Well, you must have thought of this at least one time throughout your life. What if a decisive battle ended in the other way around, whereas the defeated turned out to be the victor? Even the smallest battle could have a great impact on the history. Now, what if all decisive battle ended the other way around? This is what this timeline will be. This is the "Reversal".

Point of Divergence

In May 1274 BC, near the town of Kadesh, the forces of Egyptian Empire under Ramesses II clashed with the forces of Hittite Empire under Muwatalli II. The Egyptians, with 20000 men and 2000 chariots, marched toward the town of Kadesh. On their way, the Egyptians captured two nomads, who claimed that the Hittite king was too scared of the Pharaoh and decided to retreat. Taking the chance, Ramesses II hastened the troop's advance.

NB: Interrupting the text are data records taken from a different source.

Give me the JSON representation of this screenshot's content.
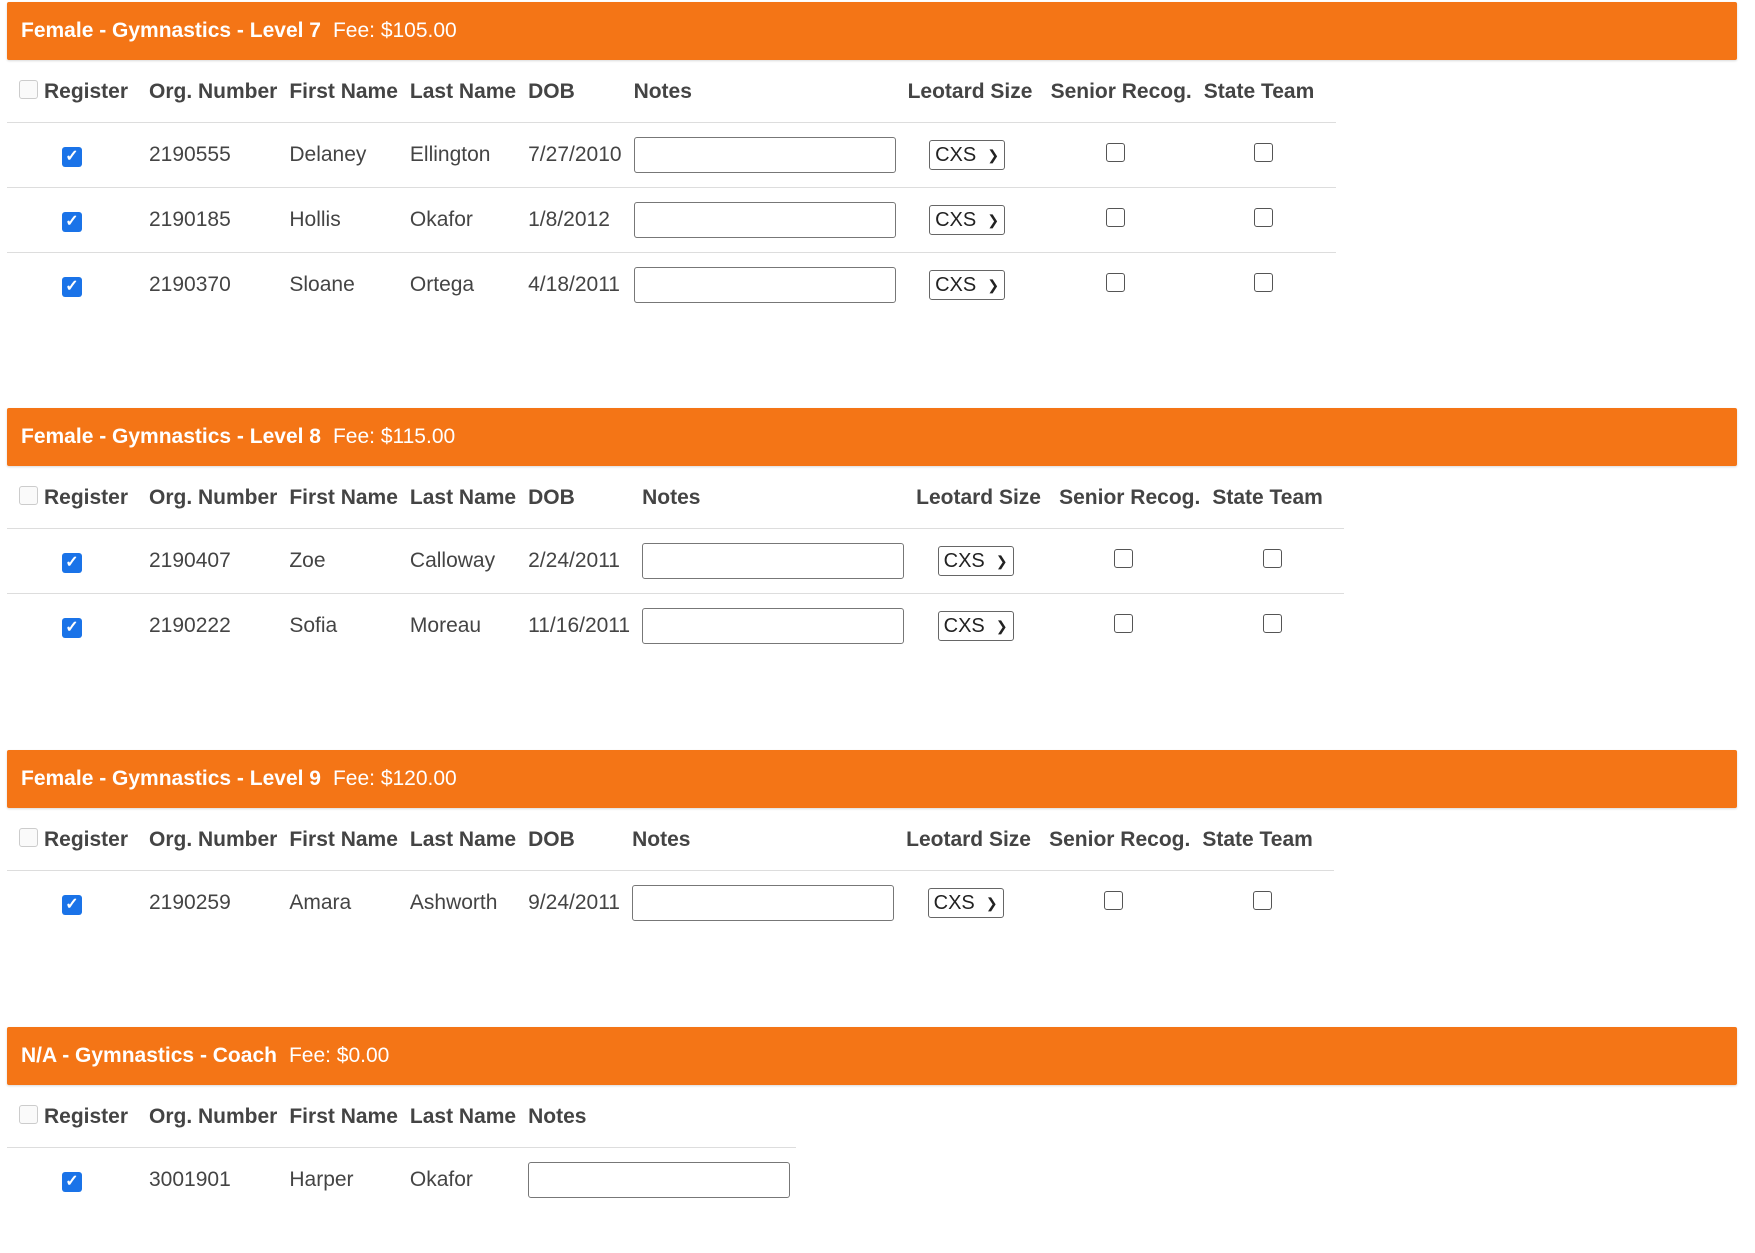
{
  "columns": {
    "register": "Register",
    "org": "Org. Number",
    "first": "First Name",
    "last": "Last Name",
    "dob": "DOB",
    "notes": "Notes",
    "leotard": "Leotard Size",
    "senior": "Senior Recog.",
    "state": "State Team"
  },
  "check_icon": "check-icon",
  "accent_color": "#f47516",
  "checkbox_color": "#1a73e8",
  "sections": [
    {
      "title": "Female - Gymnastics - Level 7",
      "fee": "Fee: $105.00",
      "rows": [
        {
          "org": "2190555",
          "first": "Delaney",
          "last": "Ellington",
          "dob": "7/27/2010",
          "leotard": "CXS",
          "registered": true,
          "senior": false,
          "state": false
        },
        {
          "org": "2190185",
          "first": "Hollis",
          "last": "Okafor",
          "dob": "1/8/2012",
          "leotard": "CXS",
          "registered": true,
          "senior": false,
          "state": false
        },
        {
          "org": "2190370",
          "first": "Sloane",
          "last": "Ortega",
          "dob": "4/18/2011",
          "leotard": "CXS",
          "registered": true,
          "senior": false,
          "state": false
        }
      ]
    },
    {
      "title": "Female - Gymnastics - Level 8",
      "fee": "Fee: $115.00",
      "rows": [
        {
          "org": "2190407",
          "first": "Zoe",
          "last": "Calloway",
          "dob": "2/24/2011",
          "leotard": "CXS",
          "registered": true,
          "senior": false,
          "state": false
        },
        {
          "org": "2190222",
          "first": "Sofia",
          "last": "Moreau",
          "dob": "11/16/2011",
          "leotard": "CXS",
          "registered": true,
          "senior": false,
          "state": false
        }
      ]
    },
    {
      "title": "Female - Gymnastics - Level 9",
      "fee": "Fee: $120.00",
      "rows": [
        {
          "org": "2190259",
          "first": "Amara",
          "last": "Ashworth",
          "dob": "9/24/2011",
          "leotard": "CXS",
          "registered": true,
          "senior": false,
          "state": false
        }
      ]
    },
    {
      "title": "N/A - Gymnastics - Coach",
      "fee": "Fee: $0.00",
      "rows": [
        {
          "org": "3001901",
          "first": "Harper",
          "last": "Okafor",
          "registered": true
        }
      ]
    }
  ]
}
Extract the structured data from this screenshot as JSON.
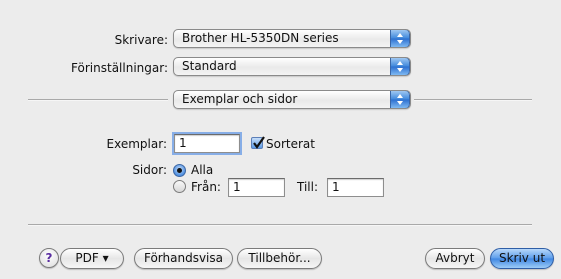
{
  "printer": {
    "label": "Skrivare:",
    "value": "Brother HL-5350DN series"
  },
  "presets": {
    "label": "Förinställningar:",
    "value": "Standard"
  },
  "panel": {
    "value": "Exemplar och sidor"
  },
  "copies": {
    "label": "Exemplar:",
    "value": "1",
    "collate_label": "Sorterat",
    "collate_checked": true
  },
  "pages": {
    "label": "Sidor:",
    "all_label": "Alla",
    "from_label": "Från:",
    "from_value": "1",
    "to_label": "Till:",
    "to_value": "1",
    "selected": "all"
  },
  "footer": {
    "help_label": "?",
    "pdf_label": "PDF ▾",
    "preview_label": "Förhandsvisa",
    "supplies_label": "Tillbehör...",
    "cancel_label": "Avbryt",
    "print_label": "Skriv ut"
  }
}
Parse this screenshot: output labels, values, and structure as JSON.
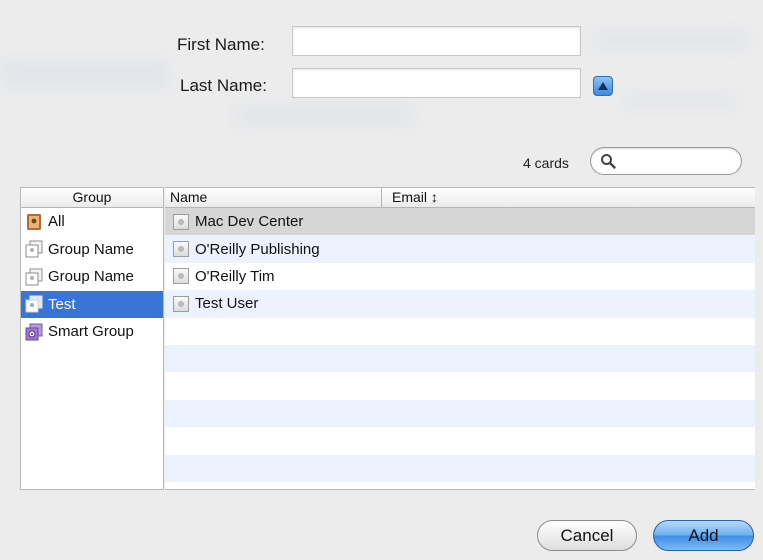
{
  "form": {
    "first_name_label": "First Name:",
    "first_name_value": "",
    "last_name_label": "Last Name:",
    "last_name_value": ""
  },
  "card_count": "4 cards",
  "search": {
    "placeholder": "",
    "value": ""
  },
  "groups": {
    "header": "Group",
    "items": [
      {
        "label": "All",
        "icon": "address-book-icon"
      },
      {
        "label": "Group Name",
        "icon": "group-icon"
      },
      {
        "label": "Group Name",
        "icon": "group-icon"
      },
      {
        "label": "Test",
        "icon": "group-icon",
        "selected": true
      },
      {
        "label": "Smart Group",
        "icon": "smart-group-icon"
      }
    ]
  },
  "records": {
    "name_header": "Name",
    "email_header": "Email ↕",
    "rows": [
      {
        "name": "Mac Dev Center",
        "email": ""
      },
      {
        "name": "O'Reilly Publishing",
        "email": ""
      },
      {
        "name": "O'Reilly Tim",
        "email": ""
      },
      {
        "name": "Test User",
        "email": ""
      }
    ]
  },
  "buttons": {
    "cancel": "Cancel",
    "add": "Add"
  },
  "colors": {
    "selection": "#3875d7",
    "default_button": "#3f8ee6",
    "alt_row": "#edf3fe"
  }
}
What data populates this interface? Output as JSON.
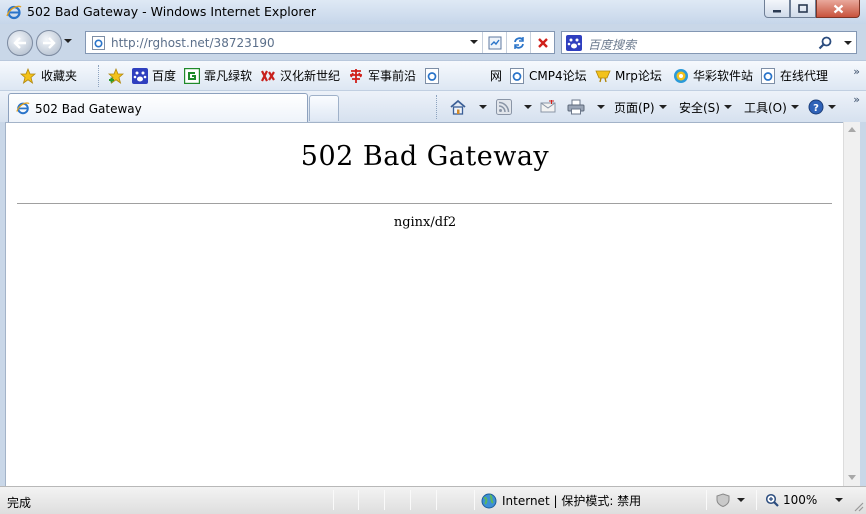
{
  "window": {
    "title": "502 Bad Gateway - Windows Internet Explorer",
    "controls": {
      "minimize": "minimize",
      "maximize": "maximize",
      "close": "close"
    }
  },
  "navigation": {
    "address_url": "http://rghost.net/38723190",
    "search_placeholder": "百度搜索"
  },
  "favorites_bar": {
    "favorites_label": "收藏夹",
    "items": [
      {
        "label": "百度",
        "icon": "paw-icon"
      },
      {
        "label": "霏凡绿软",
        "icon": "green-square-icon"
      },
      {
        "label": "汉化新世纪",
        "icon": "red-logo-icon"
      },
      {
        "label": "军事前沿",
        "icon": "hua-character-icon"
      },
      {
        "label": "网",
        "icon": "ie-page-icon"
      },
      {
        "label": "CMP4论坛",
        "icon": "ie-page-icon"
      },
      {
        "label": "Mrp论坛",
        "icon": "mrp-icon"
      },
      {
        "label": "华彩软件站",
        "icon": "swirl-icon"
      },
      {
        "label": "在线代理",
        "icon": "ie-page-icon"
      }
    ]
  },
  "tabs": [
    {
      "title": "502 Bad Gateway",
      "active": true
    }
  ],
  "command_bar": {
    "page_label": "页面(P)",
    "safety_label": "安全(S)",
    "tools_label": "工具(O)"
  },
  "page": {
    "heading": "502 Bad Gateway",
    "server": "nginx/df2"
  },
  "status_bar": {
    "status_text": "完成",
    "zone_text": "Internet | 保护模式: 禁用",
    "zoom": "100%"
  },
  "colors": {
    "chrome_blue": "#c9d7e8",
    "close_red": "#c8533d",
    "stop_red": "#d0201a"
  }
}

His division marched ahead of the other three divisions.

Ramses II at Kadesh

Ramesses on his chariot during the battle.

Muwatalli, seeing that the Egyptians had fallen for the bait, ordered his chariots to cross the river and attack the Egyptian's flank. Ramesses' Ra division was scattered as a result of the surprise attack. The Hittites after breaking through, flanked north to intercept Ramesses' division. The Hittite King made a crucial decision to pursue on and destroy the remnant of the Egyptian forces. Being surrounded, Ramesses' division suffered attacks from all sides. The soldiers' morale fell significantly. However, Ramesses held out long enough for his other two division to arrive at the battlefield. The Ptah division came from the south, threatening the Hittite chariots' rear. while the other division came from the north to reinforce Ramesses' defense. It was at this moment, the Hittite King split his reserve of troops into two halves. He led the northern group to engage in a fight against the Egyptian reinforcement in the north, while the southern group engages the Egyptian force in the south.

The tactic managed to halt the Egyptians and prevent them from reaching Ramesses' tired troops. Muwatalli ordered to mount the last charge against the Egyptians. The chariots sliced through the Egyptian's weak defense line and annihilated the remnant of the division. Ramasses fled on his chariot in the midst of the chaos. He was injured while escaping by a Hittite arrow but managed to survive.

In the following years, Hittites would have launch military campaigns southward toward Palestine. Despite their effort in conquering Palestine, the lands would eventually be returned to Egyptian hands. The Hittite King realized that it was impossible to hold on and launch further attacks into Egypt. In 1258 BC, the two empires signed the Egyptian-Hittite peace treaty, also known as the Eternal Treaty or the Silver Treaty.

Community content is available under CC-BY-SA unless otherwise noted.